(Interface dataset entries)
******************************
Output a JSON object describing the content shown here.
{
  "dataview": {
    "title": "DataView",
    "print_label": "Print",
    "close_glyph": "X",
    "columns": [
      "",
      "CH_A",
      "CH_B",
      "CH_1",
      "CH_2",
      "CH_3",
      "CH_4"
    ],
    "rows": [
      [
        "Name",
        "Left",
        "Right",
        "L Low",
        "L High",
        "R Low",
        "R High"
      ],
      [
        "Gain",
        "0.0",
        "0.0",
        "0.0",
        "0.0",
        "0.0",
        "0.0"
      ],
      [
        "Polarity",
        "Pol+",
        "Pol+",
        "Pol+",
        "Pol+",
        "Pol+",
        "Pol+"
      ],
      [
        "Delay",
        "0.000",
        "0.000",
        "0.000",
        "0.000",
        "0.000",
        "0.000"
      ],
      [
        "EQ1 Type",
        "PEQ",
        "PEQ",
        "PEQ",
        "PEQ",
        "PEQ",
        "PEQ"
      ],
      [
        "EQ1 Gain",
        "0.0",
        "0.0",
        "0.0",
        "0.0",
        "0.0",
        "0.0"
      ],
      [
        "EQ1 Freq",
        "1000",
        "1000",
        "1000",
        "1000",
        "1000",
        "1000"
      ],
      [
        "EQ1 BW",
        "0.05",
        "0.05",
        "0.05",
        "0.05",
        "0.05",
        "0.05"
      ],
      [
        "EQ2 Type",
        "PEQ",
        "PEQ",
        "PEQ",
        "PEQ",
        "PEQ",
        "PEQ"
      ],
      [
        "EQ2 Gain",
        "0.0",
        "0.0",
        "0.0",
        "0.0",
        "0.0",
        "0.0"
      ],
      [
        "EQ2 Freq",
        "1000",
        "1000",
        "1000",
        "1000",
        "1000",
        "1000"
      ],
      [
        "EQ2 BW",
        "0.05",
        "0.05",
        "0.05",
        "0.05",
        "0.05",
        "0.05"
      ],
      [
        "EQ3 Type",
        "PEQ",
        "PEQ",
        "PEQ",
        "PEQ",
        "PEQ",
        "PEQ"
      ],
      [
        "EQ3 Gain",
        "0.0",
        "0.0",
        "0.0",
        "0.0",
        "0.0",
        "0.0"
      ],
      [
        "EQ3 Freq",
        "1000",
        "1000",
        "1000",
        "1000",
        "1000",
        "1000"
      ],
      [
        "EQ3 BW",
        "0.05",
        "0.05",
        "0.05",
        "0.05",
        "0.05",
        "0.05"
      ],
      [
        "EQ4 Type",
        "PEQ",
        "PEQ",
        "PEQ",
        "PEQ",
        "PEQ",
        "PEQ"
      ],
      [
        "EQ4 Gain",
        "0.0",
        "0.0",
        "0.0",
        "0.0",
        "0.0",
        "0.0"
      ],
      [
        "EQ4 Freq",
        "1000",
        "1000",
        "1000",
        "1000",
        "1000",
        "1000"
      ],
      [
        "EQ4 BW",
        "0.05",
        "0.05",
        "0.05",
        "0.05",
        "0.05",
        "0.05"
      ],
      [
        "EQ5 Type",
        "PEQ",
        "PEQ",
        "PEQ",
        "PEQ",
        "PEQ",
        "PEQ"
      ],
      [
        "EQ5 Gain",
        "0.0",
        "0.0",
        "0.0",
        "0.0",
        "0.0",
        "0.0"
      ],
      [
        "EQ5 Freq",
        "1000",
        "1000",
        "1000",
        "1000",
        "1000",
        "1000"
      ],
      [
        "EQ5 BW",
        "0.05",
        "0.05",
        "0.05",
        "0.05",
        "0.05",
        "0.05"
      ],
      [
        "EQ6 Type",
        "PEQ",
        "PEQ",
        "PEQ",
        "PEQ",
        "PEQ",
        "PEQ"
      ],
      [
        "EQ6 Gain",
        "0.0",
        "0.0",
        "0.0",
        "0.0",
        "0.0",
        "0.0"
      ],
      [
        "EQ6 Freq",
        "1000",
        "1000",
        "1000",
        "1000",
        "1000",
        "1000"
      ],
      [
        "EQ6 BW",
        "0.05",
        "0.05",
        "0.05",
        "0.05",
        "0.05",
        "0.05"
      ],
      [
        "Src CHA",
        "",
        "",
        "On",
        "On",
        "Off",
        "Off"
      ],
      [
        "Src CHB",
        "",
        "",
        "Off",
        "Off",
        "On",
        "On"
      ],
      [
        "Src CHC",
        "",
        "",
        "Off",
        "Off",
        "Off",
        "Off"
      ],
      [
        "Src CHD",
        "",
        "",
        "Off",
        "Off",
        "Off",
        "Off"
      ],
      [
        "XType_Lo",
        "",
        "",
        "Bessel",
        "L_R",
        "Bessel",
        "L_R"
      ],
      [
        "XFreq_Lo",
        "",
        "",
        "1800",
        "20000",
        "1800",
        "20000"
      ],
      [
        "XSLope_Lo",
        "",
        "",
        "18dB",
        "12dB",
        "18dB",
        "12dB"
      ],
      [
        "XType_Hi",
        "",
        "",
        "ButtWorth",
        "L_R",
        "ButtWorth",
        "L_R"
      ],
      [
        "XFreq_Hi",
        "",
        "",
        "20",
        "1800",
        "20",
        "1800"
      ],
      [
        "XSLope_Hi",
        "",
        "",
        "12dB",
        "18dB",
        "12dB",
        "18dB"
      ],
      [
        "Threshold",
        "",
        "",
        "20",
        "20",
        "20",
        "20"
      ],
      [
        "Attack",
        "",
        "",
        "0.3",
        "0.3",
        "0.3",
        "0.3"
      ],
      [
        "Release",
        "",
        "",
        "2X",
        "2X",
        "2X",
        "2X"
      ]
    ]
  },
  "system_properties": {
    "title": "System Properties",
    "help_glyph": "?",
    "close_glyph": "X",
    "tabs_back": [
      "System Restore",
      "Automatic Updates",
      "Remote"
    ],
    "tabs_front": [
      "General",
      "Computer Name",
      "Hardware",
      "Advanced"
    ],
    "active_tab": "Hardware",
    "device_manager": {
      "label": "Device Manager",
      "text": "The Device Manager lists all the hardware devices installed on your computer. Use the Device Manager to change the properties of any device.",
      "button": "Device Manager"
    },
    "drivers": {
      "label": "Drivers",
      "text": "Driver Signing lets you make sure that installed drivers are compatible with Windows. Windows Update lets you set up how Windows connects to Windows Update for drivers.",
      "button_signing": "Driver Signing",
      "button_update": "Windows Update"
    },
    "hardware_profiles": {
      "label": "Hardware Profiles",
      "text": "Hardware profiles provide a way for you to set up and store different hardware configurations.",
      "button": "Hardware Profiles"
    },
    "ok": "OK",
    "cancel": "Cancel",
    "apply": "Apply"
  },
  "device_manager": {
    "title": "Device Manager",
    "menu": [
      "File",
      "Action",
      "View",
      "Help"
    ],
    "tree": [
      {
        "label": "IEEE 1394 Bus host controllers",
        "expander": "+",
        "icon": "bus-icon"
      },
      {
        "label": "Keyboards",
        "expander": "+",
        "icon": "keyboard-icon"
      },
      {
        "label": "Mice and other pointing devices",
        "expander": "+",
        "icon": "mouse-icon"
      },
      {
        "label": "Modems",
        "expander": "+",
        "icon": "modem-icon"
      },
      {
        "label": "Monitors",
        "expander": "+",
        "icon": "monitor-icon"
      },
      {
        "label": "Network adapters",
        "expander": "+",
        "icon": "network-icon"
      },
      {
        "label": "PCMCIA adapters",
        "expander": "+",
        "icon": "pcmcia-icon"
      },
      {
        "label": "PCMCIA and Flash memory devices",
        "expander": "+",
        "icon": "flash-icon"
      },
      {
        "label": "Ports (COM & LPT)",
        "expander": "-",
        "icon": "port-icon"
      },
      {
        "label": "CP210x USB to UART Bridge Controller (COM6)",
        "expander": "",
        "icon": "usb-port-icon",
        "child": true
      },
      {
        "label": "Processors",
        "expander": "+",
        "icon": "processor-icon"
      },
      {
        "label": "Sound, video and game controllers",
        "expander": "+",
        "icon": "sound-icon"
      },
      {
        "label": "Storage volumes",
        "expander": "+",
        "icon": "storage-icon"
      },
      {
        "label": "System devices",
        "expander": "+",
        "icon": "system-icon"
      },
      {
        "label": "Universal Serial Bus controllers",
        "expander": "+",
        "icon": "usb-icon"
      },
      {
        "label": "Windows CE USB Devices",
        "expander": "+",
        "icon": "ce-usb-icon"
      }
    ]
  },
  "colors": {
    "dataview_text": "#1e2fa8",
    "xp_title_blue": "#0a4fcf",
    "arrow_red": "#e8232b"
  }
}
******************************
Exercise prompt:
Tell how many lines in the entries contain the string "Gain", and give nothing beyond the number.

Result for this exercise:
7